* Prompt
Copy out every line of the material below, character for character, apart from the pictures.

* Material supplied
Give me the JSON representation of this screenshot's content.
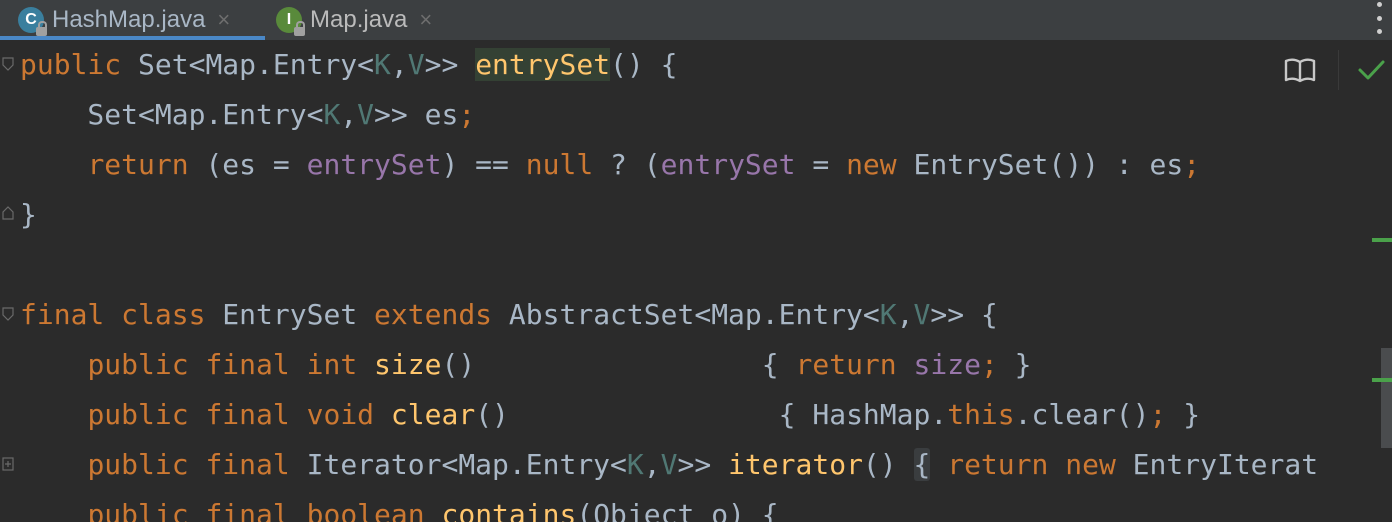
{
  "tabs": [
    {
      "label": "HashMap.java",
      "icon": "C",
      "active": true,
      "close": "×"
    },
    {
      "label": "Map.java",
      "icon": "I",
      "active": false,
      "close": "×"
    }
  ],
  "colors": {
    "keyword": "#cc7832",
    "function": "#ffc66d",
    "field": "#9876aa",
    "type_param": "#507874",
    "text": "#a9b7c6",
    "background": "#2b2b2b"
  },
  "code": {
    "l1": {
      "t1": "public",
      "t2": " Set<Map.Entry<",
      "t3": "K",
      "t4": ",",
      "t5": "V",
      "t6": ">> ",
      "t7": "entrySet",
      "t8": "() {"
    },
    "l2": {
      "t1": "    Set<Map.Entry<",
      "t2": "K",
      "t3": ",",
      "t4": "V",
      "t5": ">> es",
      "t6": ";"
    },
    "l3": {
      "t1": "    ",
      "t2": "return",
      "t3": " (es = ",
      "t4": "entrySet",
      "t5": ") == ",
      "t6": "null",
      "t7": " ? (",
      "t8": "entrySet",
      "t9": " = ",
      "t10": "new",
      "t11": " EntrySet()) : es",
      "t12": ";"
    },
    "l4": {
      "t1": "}"
    },
    "l6": {
      "t1": "final",
      "t2": " ",
      "t3": "class",
      "t4": " EntrySet ",
      "t5": "extends",
      "t6": " AbstractSet<Map.Entry<",
      "t7": "K",
      "t8": ",",
      "t9": "V",
      "t10": ">> {"
    },
    "l7": {
      "t1": "    ",
      "t2": "public",
      "t3": " ",
      "t4": "final",
      "t5": " ",
      "t6": "int",
      "t7": " ",
      "t8": "size",
      "t9": "()                 { ",
      "t10": "return",
      "t11": " ",
      "t12": "size",
      "t13": ";",
      "t14": " }"
    },
    "l8": {
      "t1": "    ",
      "t2": "public",
      "t3": " ",
      "t4": "final",
      "t5": " ",
      "t6": "void",
      "t7": " ",
      "t8": "clear",
      "t9": "()                { HashMap.",
      "t10": "this",
      "t11": ".clear()",
      "t12": ";",
      "t13": " }"
    },
    "l9": {
      "t1": "    ",
      "t2": "public",
      "t3": " ",
      "t4": "final",
      "t5": " Iterator<Map.Entry<",
      "t6": "K",
      "t7": ",",
      "t8": "V",
      "t9": ">> ",
      "t10": "iterator",
      "t11": "() ",
      "t12": "{",
      "t13": " ",
      "t14": "return",
      "t15": " ",
      "t16": "new",
      "t17": " EntryIterat"
    },
    "l10": {
      "t1": "    ",
      "t2": "public",
      "t3": " ",
      "t4": "final",
      "t5": " ",
      "t6": "boolean",
      "t7": " ",
      "t8": "contains",
      "t9": "(Object o) {"
    }
  }
}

* Solution
Give me the JSON representation of this screenshot's content.
{
  "tabs": [
    {
      "label": "HashMap.java",
      "icon": "C",
      "active": true,
      "close": "×"
    },
    {
      "label": "Map.java",
      "icon": "I",
      "active": false,
      "close": "×"
    }
  ],
  "colors": {
    "keyword": "#cc7832",
    "function": "#ffc66d",
    "field": "#9876aa",
    "type_param": "#507874",
    "text": "#a9b7c6",
    "background": "#2b2b2b"
  },
  "code": {
    "l1": {
      "t1": "public",
      "t2": " Set<Map.Entry<",
      "t3": "K",
      "t4": ",",
      "t5": "V",
      "t6": ">> ",
      "t7": "entrySet",
      "t8": "() {"
    },
    "l2": {
      "t1": "    Set<Map.Entry<",
      "t2": "K",
      "t3": ",",
      "t4": "V",
      "t5": ">> es",
      "t6": ";"
    },
    "l3": {
      "t1": "    ",
      "t2": "return",
      "t3": " (es = ",
      "t4": "entrySet",
      "t5": ") == ",
      "t6": "null",
      "t7": " ? (",
      "t8": "entrySet",
      "t9": " = ",
      "t10": "new",
      "t11": " EntrySet()) : es",
      "t12": ";"
    },
    "l4": {
      "t1": "}"
    },
    "l6": {
      "t1": "final",
      "t2": " ",
      "t3": "class",
      "t4": " EntrySet ",
      "t5": "extends",
      "t6": " AbstractSet<Map.Entry<",
      "t7": "K",
      "t8": ",",
      "t9": "V",
      "t10": ">> {"
    },
    "l7": {
      "t1": "    ",
      "t2": "public",
      "t3": " ",
      "t4": "final",
      "t5": " ",
      "t6": "int",
      "t7": " ",
      "t8": "size",
      "t9": "()                 { ",
      "t10": "return",
      "t11": " ",
      "t12": "size",
      "t13": ";",
      "t14": " }"
    },
    "l8": {
      "t1": "    ",
      "t2": "public",
      "t3": " ",
      "t4": "final",
      "t5": " ",
      "t6": "void",
      "t7": " ",
      "t8": "clear",
      "t9": "()                { HashMap.",
      "t10": "this",
      "t11": ".clear()",
      "t12": ";",
      "t13": " }"
    },
    "l9": {
      "t1": "    ",
      "t2": "public",
      "t3": " ",
      "t4": "final",
      "t5": " Iterator<Map.Entry<",
      "t6": "K",
      "t7": ",",
      "t8": "V",
      "t9": ">> ",
      "t10": "iterator",
      "t11": "() ",
      "t12": "{",
      "t13": " ",
      "t14": "return",
      "t15": " ",
      "t16": "new",
      "t17": " EntryIterat"
    },
    "l10": {
      "t1": "    ",
      "t2": "public",
      "t3": " ",
      "t4": "final",
      "t5": " ",
      "t6": "boolean",
      "t7": " ",
      "t8": "contains",
      "t9": "(Object o) {"
    }
  }
}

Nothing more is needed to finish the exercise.